THE TASK = When you write out the listing, keep each word exactly as it stands but include none of its images.

[Start of Attachment]

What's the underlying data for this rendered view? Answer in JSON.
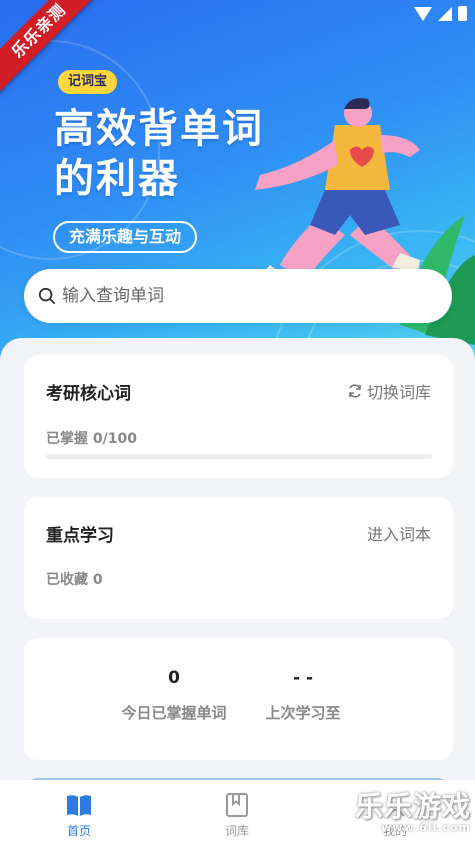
{
  "hero": {
    "ribbon": "乐乐亲测",
    "tag": "记词宝",
    "headline_line1": "高效背单词",
    "headline_line2": "的利器",
    "pill": "充满乐趣与互动"
  },
  "search": {
    "placeholder": "输入查询单词",
    "icon": "search-icon"
  },
  "card_vocab": {
    "title": "考研核心词",
    "action_label": "切换词库",
    "action_icon": "refresh-icon",
    "mastered_text": "已掌握 0/100",
    "progress_fraction": 0
  },
  "card_focus": {
    "title": "重点学习",
    "action_label": "进入词本",
    "favorites_text": "已收藏 0"
  },
  "stats": {
    "today_value": "0",
    "today_label": "今日已掌握单词",
    "last_value": "- -",
    "last_label": "上次学习至"
  },
  "nav": {
    "items": [
      {
        "label": "首页",
        "icon": "book-open-icon",
        "active": true
      },
      {
        "label": "词库",
        "icon": "bookmark-book-icon",
        "active": false
      },
      {
        "label": "我的",
        "icon": "user-icon",
        "active": false
      }
    ]
  },
  "watermark": {
    "main": "乐乐游戏",
    "url": "www.6ll.com"
  },
  "colors": {
    "accent": "#2f7be0",
    "ribbon": "#d11e24",
    "tag": "#ffd63b"
  }
}
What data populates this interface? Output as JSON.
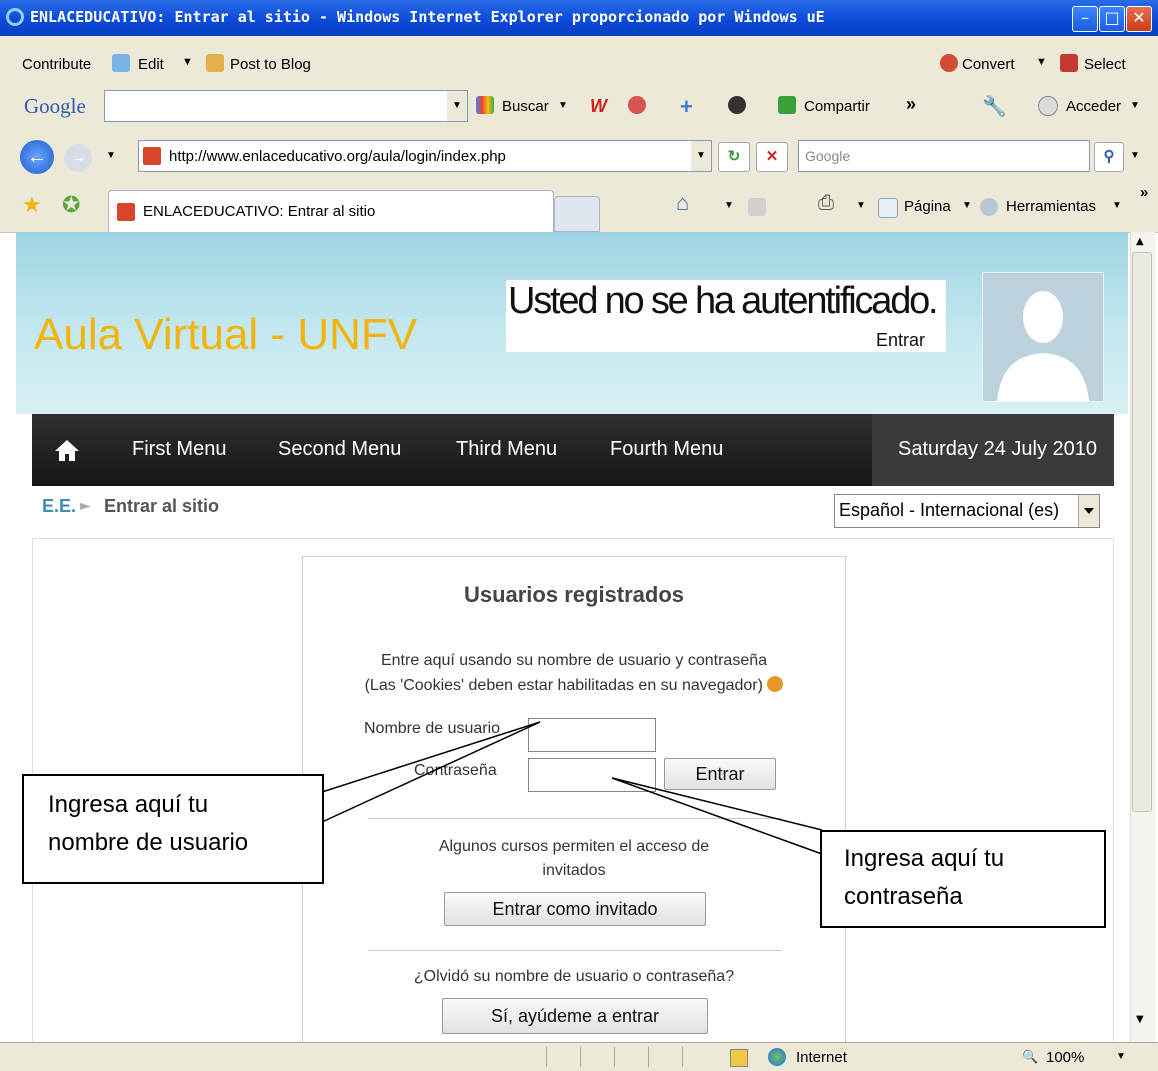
{
  "window": {
    "title": "ENLACEDUCATIVO: Entrar al sitio - Windows Internet Explorer proporcionado por Windows uE"
  },
  "contribute_bar": {
    "contribute": "Contribute",
    "edit": "Edit",
    "post_to_blog": "Post to Blog",
    "convert": "Convert",
    "select": "Select"
  },
  "google_bar": {
    "brand": "Google",
    "buscar": "Buscar",
    "compartir": "Compartir",
    "more": "»",
    "acceder": "Acceder"
  },
  "address_bar": {
    "url": "http://www.enlaceducativo.org/aula/login/index.php",
    "search_placeholder": "Google"
  },
  "tabs_bar": {
    "tab_title": "ENLACEDUCATIVO: Entrar al sitio",
    "pagina": "Página",
    "herramientas": "Herramientas",
    "more": "»"
  },
  "site": {
    "logo": "Aula Virtual - UNFV",
    "auth_message": "Usted no se ha autentificado.",
    "auth_link": "Entrar",
    "nav": [
      "First Menu",
      "Second Menu",
      "Third Menu",
      "Fourth Menu"
    ],
    "date": "Saturday 24 July 2010",
    "breadcrumb_home": "E.E.",
    "breadcrumb_sep": "►",
    "breadcrumb_current": "Entrar al sitio",
    "language": "Español - Internacional (es)"
  },
  "login": {
    "heading": "Usuarios registrados",
    "instructions_1": "Entre aquí usando su nombre de usuario y contraseña",
    "instructions_2": "(Las 'Cookies' deben estar habilitadas en su navegador)",
    "username_label": "Nombre de usuario",
    "password_label": "Contraseña",
    "submit": "Entrar",
    "guest_text_1": "Algunos cursos permiten el acceso de",
    "guest_text_2": "invitados",
    "guest_button": "Entrar como invitado",
    "forgot_text": "¿Olvidó su nombre de usuario o contraseña?",
    "forgot_button": "Sí, ayúdeme a entrar"
  },
  "callouts": {
    "username_1": "Ingresa aquí tu",
    "username_2": "nombre de usuario",
    "password_1": "Ingresa aquí tu",
    "password_2": "contraseña"
  },
  "status_bar": {
    "zone": "Internet",
    "zoom": "100%"
  }
}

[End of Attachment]

RESPONSE BELOW =
What's the underlying data for this rendered view? Answer in JSON.
{
  "hero": {
    "ribbon": "乐乐亲测",
    "tag": "记词宝",
    "headline_line1": "高效背单词",
    "headline_line2": "的利器",
    "pill": "充满乐趣与互动"
  },
  "search": {
    "placeholder": "输入查询单词",
    "icon": "search-icon"
  },
  "card_vocab": {
    "title": "考研核心词",
    "action_label": "切换词库",
    "action_icon": "refresh-icon",
    "mastered_text": "已掌握 0/100",
    "progress_fraction": 0
  },
  "card_focus": {
    "title": "重点学习",
    "action_label": "进入词本",
    "favorites_text": "已收藏 0"
  },
  "stats": {
    "today_value": "0",
    "today_label": "今日已掌握单词",
    "last_value": "- -",
    "last_label": "上次学习至"
  },
  "nav": {
    "items": [
      {
        "label": "首页",
        "icon": "book-open-icon",
        "active": true
      },
      {
        "label": "词库",
        "icon": "bookmark-book-icon",
        "active": false
      },
      {
        "label": "我的",
        "icon": "user-icon",
        "active": false
      }
    ]
  },
  "watermark": {
    "main": "乐乐游戏",
    "url": "www.6ll.com"
  },
  "colors": {
    "accent": "#2f7be0",
    "ribbon": "#d11e24",
    "tag": "#ffd63b"
  }
}
What data populates this interface? Output as JSON.
{
  "window": {
    "title": "ENLACEDUCATIVO: Entrar al sitio - Windows Internet Explorer proporcionado por Windows uE"
  },
  "contribute_bar": {
    "contribute": "Contribute",
    "edit": "Edit",
    "post_to_blog": "Post to Blog",
    "convert": "Convert",
    "select": "Select"
  },
  "google_bar": {
    "brand": "Google",
    "buscar": "Buscar",
    "compartir": "Compartir",
    "more": "»",
    "acceder": "Acceder"
  },
  "address_bar": {
    "url": "http://www.enlaceducativo.org/aula/login/index.php",
    "search_placeholder": "Google"
  },
  "tabs_bar": {
    "tab_title": "ENLACEDUCATIVO: Entrar al sitio",
    "pagina": "Página",
    "herramientas": "Herramientas",
    "more": "»"
  },
  "site": {
    "logo": "Aula Virtual - UNFV",
    "auth_message": "Usted no se ha autentificado.",
    "auth_link": "Entrar",
    "nav": [
      "First Menu",
      "Second Menu",
      "Third Menu",
      "Fourth Menu"
    ],
    "date": "Saturday 24 July 2010",
    "breadcrumb_home": "E.E.",
    "breadcrumb_sep": "►",
    "breadcrumb_current": "Entrar al sitio",
    "language": "Español - Internacional (es)"
  },
  "login": {
    "heading": "Usuarios registrados",
    "instructions_1": "Entre aquí usando su nombre de usuario y contraseña",
    "instructions_2": "(Las 'Cookies' deben estar habilitadas en su navegador)",
    "username_label": "Nombre de usuario",
    "password_label": "Contraseña",
    "submit": "Entrar",
    "guest_text_1": "Algunos cursos permiten el acceso de",
    "guest_text_2": "invitados",
    "guest_button": "Entrar como invitado",
    "forgot_text": "¿Olvidó su nombre de usuario o contraseña?",
    "forgot_button": "Sí, ayúdeme a entrar"
  },
  "callouts": {
    "username_1": "Ingresa aquí tu",
    "username_2": "nombre de usuario",
    "password_1": "Ingresa aquí tu",
    "password_2": "contraseña"
  },
  "status_bar": {
    "zone": "Internet",
    "zoom": "100%"
  }
}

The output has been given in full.